Data for the task:
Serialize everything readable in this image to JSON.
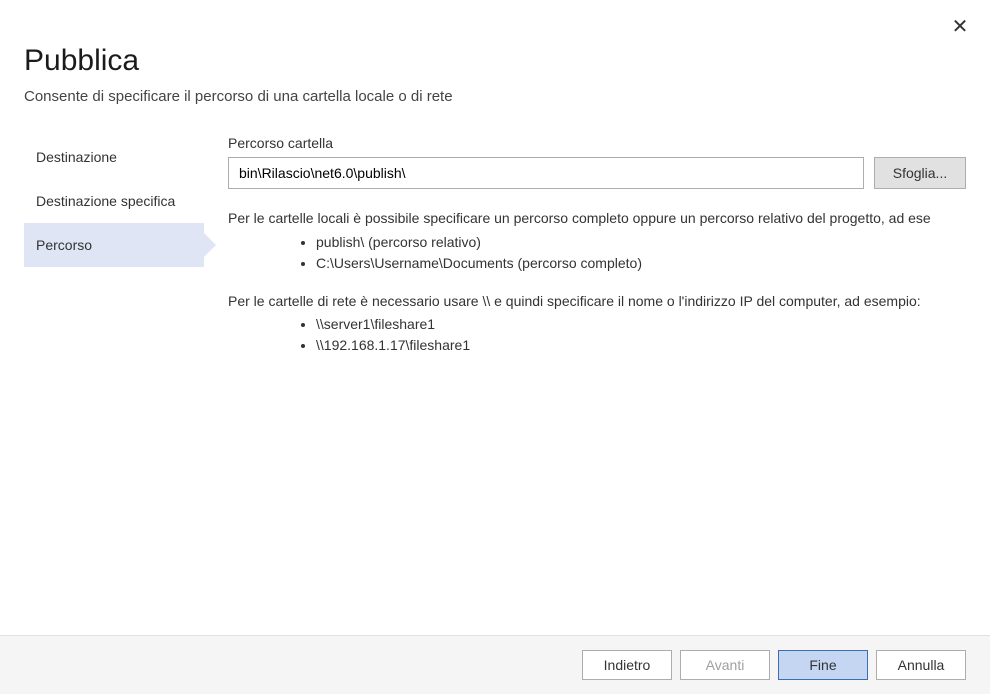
{
  "header": {
    "title": "Pubblica",
    "subtitle": "Consente di specificare il percorso di una cartella locale o di rete"
  },
  "sidebar": {
    "items": [
      {
        "label": "Destinazione",
        "active": false
      },
      {
        "label": "Destinazione specifica",
        "active": false
      },
      {
        "label": "Percorso",
        "active": true
      }
    ]
  },
  "main": {
    "field_label": "Percorso cartella",
    "input_value": "bin\\Rilascio\\net6.0\\publish\\",
    "browse_label": "Sfoglia...",
    "help": {
      "local_intro": "Per le cartelle locali è possibile specificare un percorso completo oppure un percorso relativo del progetto, ad ese",
      "local_examples": [
        "publish\\ (percorso relativo)",
        "C:\\Users\\Username\\Documents (percorso completo)"
      ],
      "network_intro": "Per le cartelle di rete è necessario usare \\\\ e quindi specificare il nome o l'indirizzo IP del computer, ad esempio:",
      "network_examples": [
        "\\\\server1\\fileshare1",
        "\\\\192.168.1.17\\fileshare1"
      ]
    }
  },
  "footer": {
    "back": "Indietro",
    "next": "Avanti",
    "finish": "Fine",
    "cancel": "Annulla"
  }
}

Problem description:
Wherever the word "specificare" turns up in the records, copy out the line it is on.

Written answer:
    "subtitle": "Consente di specificare il percorso di una cartella locale o di rete"
      "local_intro": "Per le cartelle locali è possibile specificare un percorso completo oppure un percorso relativo del progetto, ad ese",
      "network_intro": "Per le cartelle di rete è necessario usare \\\\ e quindi specificare il nome o l'indirizzo IP del computer, ad esempio:",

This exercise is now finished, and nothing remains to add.